Exercise prompt :: Filter the listing for lines containing "name".

Data extract ::
>>>
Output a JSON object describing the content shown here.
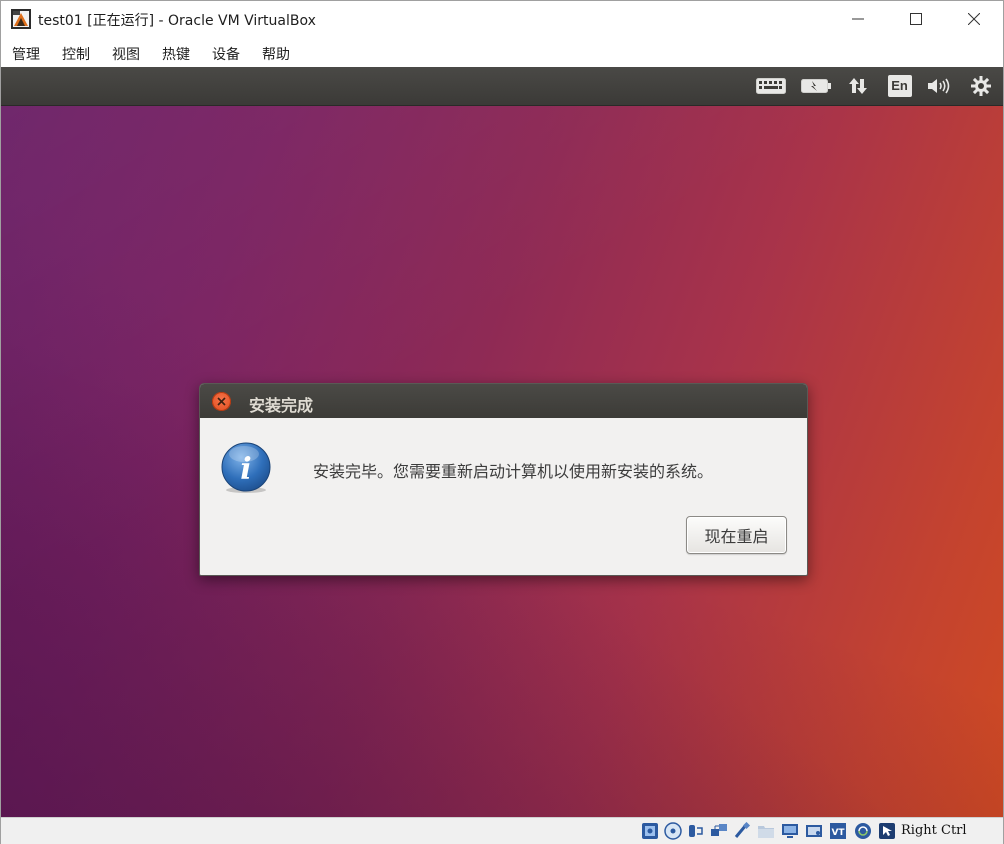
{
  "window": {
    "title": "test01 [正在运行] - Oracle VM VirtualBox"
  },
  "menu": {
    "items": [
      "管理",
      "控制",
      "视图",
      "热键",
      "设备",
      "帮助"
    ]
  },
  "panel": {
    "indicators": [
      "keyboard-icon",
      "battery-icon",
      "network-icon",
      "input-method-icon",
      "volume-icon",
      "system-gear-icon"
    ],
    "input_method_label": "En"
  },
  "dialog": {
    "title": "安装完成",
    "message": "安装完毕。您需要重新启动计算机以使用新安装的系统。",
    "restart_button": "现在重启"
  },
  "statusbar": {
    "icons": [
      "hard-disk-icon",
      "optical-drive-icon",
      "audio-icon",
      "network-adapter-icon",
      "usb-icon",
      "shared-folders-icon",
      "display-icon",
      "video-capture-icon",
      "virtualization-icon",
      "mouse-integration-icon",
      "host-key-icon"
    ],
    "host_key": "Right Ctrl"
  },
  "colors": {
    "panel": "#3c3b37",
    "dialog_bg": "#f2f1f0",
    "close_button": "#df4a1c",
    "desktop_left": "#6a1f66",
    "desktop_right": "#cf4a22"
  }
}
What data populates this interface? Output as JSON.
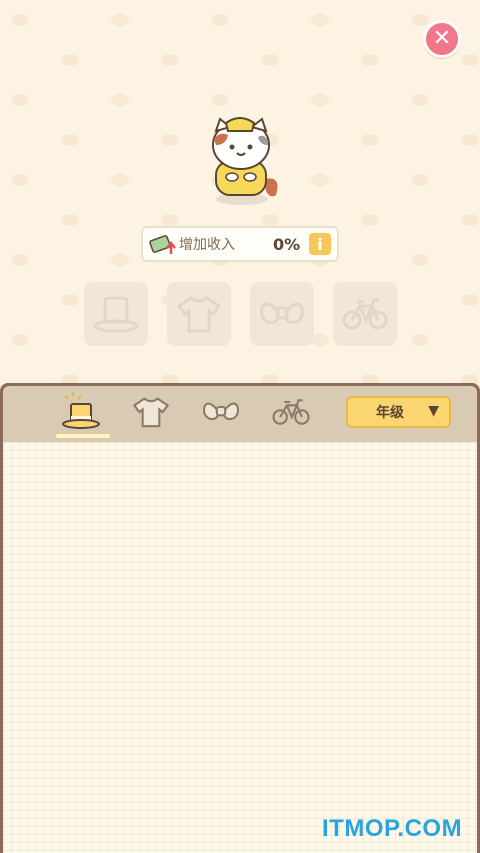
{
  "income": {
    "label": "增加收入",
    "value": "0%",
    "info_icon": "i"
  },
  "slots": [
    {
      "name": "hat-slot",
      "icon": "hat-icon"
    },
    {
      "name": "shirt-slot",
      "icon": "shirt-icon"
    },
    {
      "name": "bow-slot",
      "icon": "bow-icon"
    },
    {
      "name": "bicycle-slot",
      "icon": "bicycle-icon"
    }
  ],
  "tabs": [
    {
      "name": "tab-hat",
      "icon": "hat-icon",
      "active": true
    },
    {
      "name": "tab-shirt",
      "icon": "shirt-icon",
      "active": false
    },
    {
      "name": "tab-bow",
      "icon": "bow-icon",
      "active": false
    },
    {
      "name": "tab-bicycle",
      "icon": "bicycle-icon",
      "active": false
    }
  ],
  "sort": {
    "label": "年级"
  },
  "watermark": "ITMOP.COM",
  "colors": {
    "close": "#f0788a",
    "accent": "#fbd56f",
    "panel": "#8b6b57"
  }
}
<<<
Answer ::
      "name": "hat-slot",
      "name": "shirt-slot",
      "name": "bow-slot",
      "name": "bicycle-slot",
      "name": "tab-hat",
      "name": "tab-shirt",
      "name": "tab-bow",
      "name": "tab-bicycle",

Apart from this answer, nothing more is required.